The New England Journal of Medicine will announce Thursday
that it has given up finding truly independent doctors to write and
review articles and editorials for it, as a result of the financial ties
physicians have with so many drug companies in the United States The
Journal says the drug companies' reach is just too deep.
In 2000, the drug industry sponsored more than 314,000 events for
physicians everything from luncheons to getaway weekends at a cost
of almost $2 billion. On top of that, many doctors accept speaking and
consulting fees that link them to drug companies.
No publication in this country influences the way your doctor treats
an illness more than the New England Journal of Medicine. Since
1812, the Journal has scrutinized and published thousands of
These "review" articles on drug therapy that can be pivotal. They
tell doctors the strengths and weaknesses of new medications for
everything form high blood pressure to obesity to cancer.
Now, the Journal will allow these critical evaluations to be
written by people with financial ties to drug companies.
"This change will allow us to recruit the best authors, the people
who have experience with new treatments to write these editorials and
review articles," said Dr. Jeffrey Drazen, the medical journal's
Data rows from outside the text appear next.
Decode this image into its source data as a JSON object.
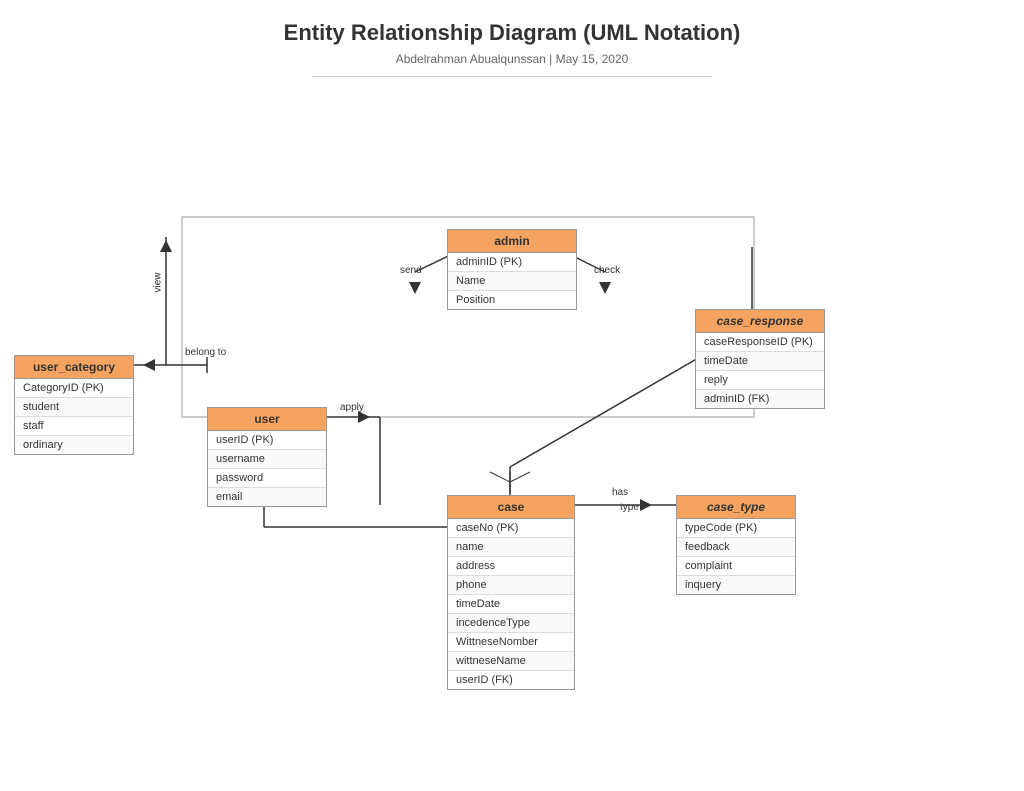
{
  "title": "Entity Relationship Diagram (UML Notation)",
  "subtitle": "Abdelrahman Abualqunssan  |  May 15, 2020",
  "entities": {
    "user_category": {
      "name": "user_category",
      "fields": [
        "CategoryID (PK)",
        "student",
        "staff",
        "ordinary"
      ]
    },
    "user": {
      "name": "user",
      "fields": [
        "userID (PK)",
        "username",
        "password",
        "email"
      ]
    },
    "admin": {
      "name": "admin",
      "fields": [
        "adminID  (PK)",
        "Name",
        "Position"
      ]
    },
    "case": {
      "name": "case",
      "fields": [
        "caseNo  (PK)",
        "name",
        "address",
        "phone",
        "timeDate",
        "incedenceType",
        "WittneseNomber",
        "wittneseName",
        "userID (FK)"
      ]
    },
    "case_response": {
      "name": "case_response",
      "fields": [
        "caseResponseID  (PK)",
        "timeDate",
        "reply",
        "adminID (FK)"
      ]
    },
    "case_type": {
      "name": "case_type",
      "fields": [
        "typeCode (PK)",
        "feedback",
        "complaint",
        "inquery"
      ]
    }
  },
  "relationships": {
    "belong_to": "belong to",
    "apply": "apply",
    "send": "send",
    "check": "check",
    "has": "has",
    "type": "type"
  }
}
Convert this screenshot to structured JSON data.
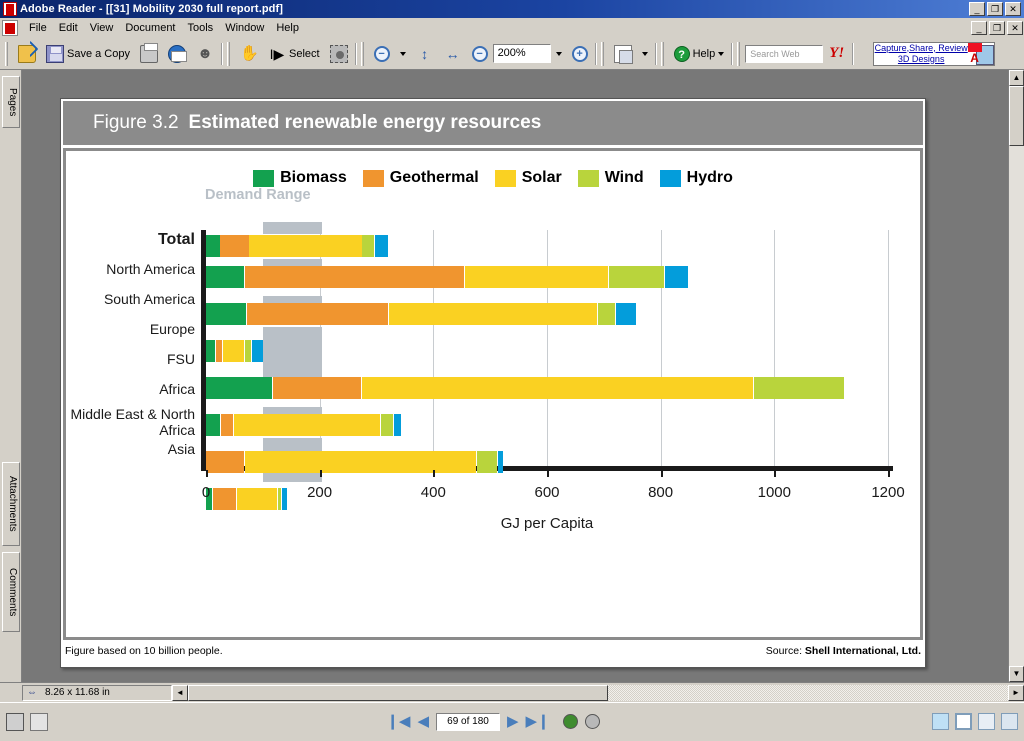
{
  "window": {
    "title": "Adobe Reader - [[31] Mobility 2030 full report.pdf]",
    "app_icon": "adobe-reader-icon",
    "min_label": "_",
    "restore_label": "❐",
    "close_label": "✕"
  },
  "menu": {
    "items": [
      {
        "label": "File"
      },
      {
        "label": "Edit"
      },
      {
        "label": "View"
      },
      {
        "label": "Document"
      },
      {
        "label": "Tools"
      },
      {
        "label": "Window"
      },
      {
        "label": "Help"
      }
    ],
    "min_label": "_",
    "restore_label": "❐",
    "close_label": "✕"
  },
  "toolbar": {
    "open_label": "",
    "save_label": "Save a Copy",
    "select_label": "Select",
    "zoom_value": "200%",
    "help_label": "Help",
    "search_placeholder": "Search Web",
    "yahoo_label": "Y!",
    "ad_line1": "Capture,Share, Review",
    "ad_line2": "3D Designs",
    "dropdown_caret": "▾"
  },
  "nav_rail": {
    "tabs": [
      {
        "label": "Pages"
      },
      {
        "label": "Attachments"
      },
      {
        "label": "Comments"
      }
    ]
  },
  "figure": {
    "number": "Figure 3.2",
    "title": "Estimated renewable energy resources",
    "footnote": "Figure based on 10 billion people.",
    "source_prefix": "Source:",
    "source_name": "Shell International, Ltd.",
    "demand_range_label": "Demand Range",
    "demand_range_color": "#b9c0c7"
  },
  "chart_data": {
    "type": "bar",
    "orientation": "horizontal",
    "stacked": true,
    "title": "Estimated renewable energy resources",
    "xlabel": "GJ per Capita",
    "ylabel": "",
    "xlim": [
      0,
      1200
    ],
    "xticks": [
      0,
      200,
      400,
      600,
      800,
      1000,
      1200
    ],
    "grid": "vertical",
    "legend_position": "top",
    "categories": [
      "Total",
      "North America",
      "South America",
      "Europe",
      "FSU",
      "Africa",
      "Middle East & North Africa",
      "Asia"
    ],
    "series": [
      {
        "name": "Biomass",
        "color": "#13a14f",
        "values": [
          25,
          66,
          70,
          18,
          118,
          26,
          0,
          10
        ]
      },
      {
        "name": "Geothermal",
        "color": "#f0952f",
        "values": [
          75,
          455,
          320,
          30,
          275,
          49,
          67,
          53
        ]
      },
      {
        "name": "Solar",
        "color": "#fad122",
        "values": [
          275,
          709,
          690,
          68,
          965,
          308,
          476,
          125
        ]
      },
      {
        "name": "Wind",
        "color": "#b9d43c",
        "values": [
          295,
          807,
          723,
          81,
          1124,
          331,
          513,
          132
        ]
      },
      {
        "name": "Hydro",
        "color": "#039ddb",
        "values": [
          317,
          849,
          758,
          100,
          1124,
          344,
          520,
          140
        ]
      }
    ],
    "series_note": "values are cumulative stacked ends in GJ per Capita",
    "demand_range": {
      "label": "Demand Range",
      "from": 100,
      "to": 205,
      "color": "#b9c0c7"
    }
  },
  "doc_status": {
    "page_size": "8.26 x 11.68 in",
    "left_arrow": "◄",
    "right_arrow": "►"
  },
  "status_bar": {
    "page_indicator": "69 of 180",
    "first_page": "❙◀",
    "prev_page": "◀",
    "next_page": "▶",
    "last_page": "▶❙",
    "prev_view": "◀",
    "next_view": "▶"
  }
}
Under the new policy, doctors writing reviews in the Journal
can accept up to $10,000 a year from each drug company in speaking fees
and consulting fees.
Concerns About Possible Bias
Not everyone thinks this is such a good idea.
"So if a doctor is doing that kind of business with four or five
companies, he or she can get as much [as] $40- to 50,000 a year and not
violate the new New England Journal policy," said Dr. Sidney
Wolfe, the director of the Public Citizen Health Research Group, one of
the country's largest medical consumer groups.
"The bias introduced by drug companies paying writers of review
articles a large amount of money can have the consequence of slanting
articles and influencing physicians in a way that isn't really in the
best interests of their patients," said Wolfe.
The Journal, in a letter to its readers, says the policy
change is necessary because it simply could not find enough qualified
authors who did not already have ties to drug companies.
"There are areas where we simply have not published anything because
we didn't think we could get a person who was good to write in an area
that had absolutely no interaction with a commercial entity," said
But Jerome Kassirer, who was the Journal's editor between 1991
and 1999, says he had no problem finding independent authors.
"There's a lot of depth in academic medicine, sufficient depth, so
that it's almost always possible to find a first-class person to write
an editorial or review article in which they do not have a conflict of
interest," said Kassirer, now a professor at the Tufts University School
Some doctors are concerned that by relaxing conflict-of-interest
standards, the Journal is reducing the prestige and influence
that it has taken 190 years to build.